Requirement: Repeat every record word for word and omit the images.

[Records from a data source]
^^^^^^^^^^^^^^^^

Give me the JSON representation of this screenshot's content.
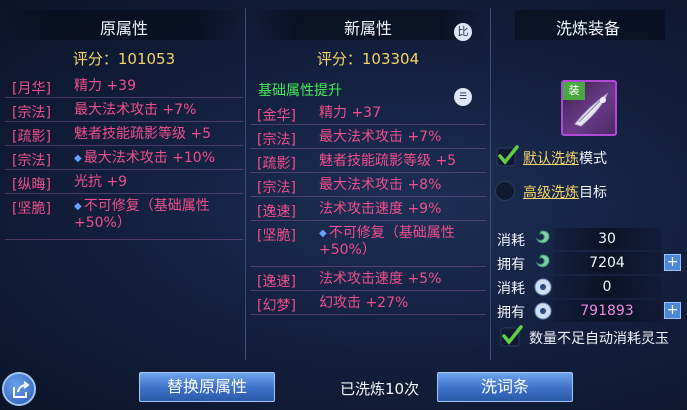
{
  "original": {
    "title": "原属性",
    "score": "评分：101053",
    "rows": [
      {
        "tag": "[月华]",
        "value": "精力 +39",
        "dot": false
      },
      {
        "tag": "[宗法]",
        "value": "最大法术攻击 +7%",
        "dot": false
      },
      {
        "tag": "[疏影]",
        "value": "魅者技能疏影等级 +5",
        "dot": false
      },
      {
        "tag": "[宗法]",
        "value": "最大法术攻击 +10%",
        "dot": true
      },
      {
        "tag": "[纵晦]",
        "value": "光抗 +9",
        "dot": false
      },
      {
        "tag": "[坚脆]",
        "value": "不可修复（基础属性+50%）",
        "dot": true
      }
    ]
  },
  "new_attr": {
    "title": "新属性",
    "score": "评分：103304",
    "compare_icon": "比",
    "section_title": "基础属性提升",
    "rows": [
      {
        "tag": "[金华]",
        "value": "精力 +37",
        "dot": false
      },
      {
        "tag": "[宗法]",
        "value": "最大法术攻击 +7%",
        "dot": false
      },
      {
        "tag": "[疏影]",
        "value": "魅者技能疏影等级 +5",
        "dot": false
      },
      {
        "tag": "[宗法]",
        "value": "最大法术攻击 +8%",
        "dot": false
      },
      {
        "tag": "[逸速]",
        "value": "法术攻击速度 +9%",
        "dot": false
      },
      {
        "tag": "[坚脆]",
        "value": "不可修复（基础属性+50%）",
        "dot": true
      },
      {
        "tag": "[逸速]",
        "value": "法术攻击速度 +5%",
        "dot": false
      },
      {
        "tag": "[幻梦]",
        "value": "幻攻击 +27%",
        "dot": false
      }
    ]
  },
  "refine": {
    "title": "洗炼装备",
    "equip_badge": "装",
    "default_link": "默认洗炼",
    "default_suffix": "模式",
    "advanced_link": "高级洗炼",
    "advanced_suffix": "目标",
    "cost1_label": "消耗",
    "cost1_value": "30",
    "own1_label": "拥有",
    "own1_value": "7204",
    "cost2_label": "消耗",
    "cost2_value": "0",
    "own2_label": "拥有",
    "own2_value": "791893",
    "plus": "+",
    "auto_text": "数量不足自动消耗灵玉"
  },
  "bottom": {
    "replace_button": "替换原属性",
    "wash_count": "已洗炼10次",
    "wash_button": "洗词条"
  },
  "colors": {
    "accent_gold": "#f4d36a",
    "attr_pink": "#ef4f8c",
    "section_green": "#44ea5a",
    "button_blue": "#3d70c6"
  }
}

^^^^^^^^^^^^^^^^

Answer area:
Give me the JSON representation of this screenshot's content.
{
  "original": {
    "title": "原属性",
    "score": "评分：101053",
    "rows": [
      {
        "tag": "[月华]",
        "value": "精力 +39",
        "dot": false
      },
      {
        "tag": "[宗法]",
        "value": "最大法术攻击 +7%",
        "dot": false
      },
      {
        "tag": "[疏影]",
        "value": "魅者技能疏影等级 +5",
        "dot": false
      },
      {
        "tag": "[宗法]",
        "value": "最大法术攻击 +10%",
        "dot": true
      },
      {
        "tag": "[纵晦]",
        "value": "光抗 +9",
        "dot": false
      },
      {
        "tag": "[坚脆]",
        "value": "不可修复（基础属性+50%）",
        "dot": true
      }
    ]
  },
  "new_attr": {
    "title": "新属性",
    "score": "评分：103304",
    "compare_icon": "比",
    "section_title": "基础属性提升",
    "rows": [
      {
        "tag": "[金华]",
        "value": "精力 +37",
        "dot": false
      },
      {
        "tag": "[宗法]",
        "value": "最大法术攻击 +7%",
        "dot": false
      },
      {
        "tag": "[疏影]",
        "value": "魅者技能疏影等级 +5",
        "dot": false
      },
      {
        "tag": "[宗法]",
        "value": "最大法术攻击 +8%",
        "dot": false
      },
      {
        "tag": "[逸速]",
        "value": "法术攻击速度 +9%",
        "dot": false
      },
      {
        "tag": "[坚脆]",
        "value": "不可修复（基础属性+50%）",
        "dot": true
      },
      {
        "tag": "[逸速]",
        "value": "法术攻击速度 +5%",
        "dot": false
      },
      {
        "tag": "[幻梦]",
        "value": "幻攻击 +27%",
        "dot": false
      }
    ]
  },
  "refine": {
    "title": "洗炼装备",
    "equip_badge": "装",
    "default_link": "默认洗炼",
    "default_suffix": "模式",
    "advanced_link": "高级洗炼",
    "advanced_suffix": "目标",
    "cost1_label": "消耗",
    "cost1_value": "30",
    "own1_label": "拥有",
    "own1_value": "7204",
    "cost2_label": "消耗",
    "cost2_value": "0",
    "own2_label": "拥有",
    "own2_value": "791893",
    "plus": "+",
    "auto_text": "数量不足自动消耗灵玉"
  },
  "bottom": {
    "replace_button": "替换原属性",
    "wash_count": "已洗炼10次",
    "wash_button": "洗词条"
  },
  "colors": {
    "accent_gold": "#f4d36a",
    "attr_pink": "#ef4f8c",
    "section_green": "#44ea5a",
    "button_blue": "#3d70c6"
  }
}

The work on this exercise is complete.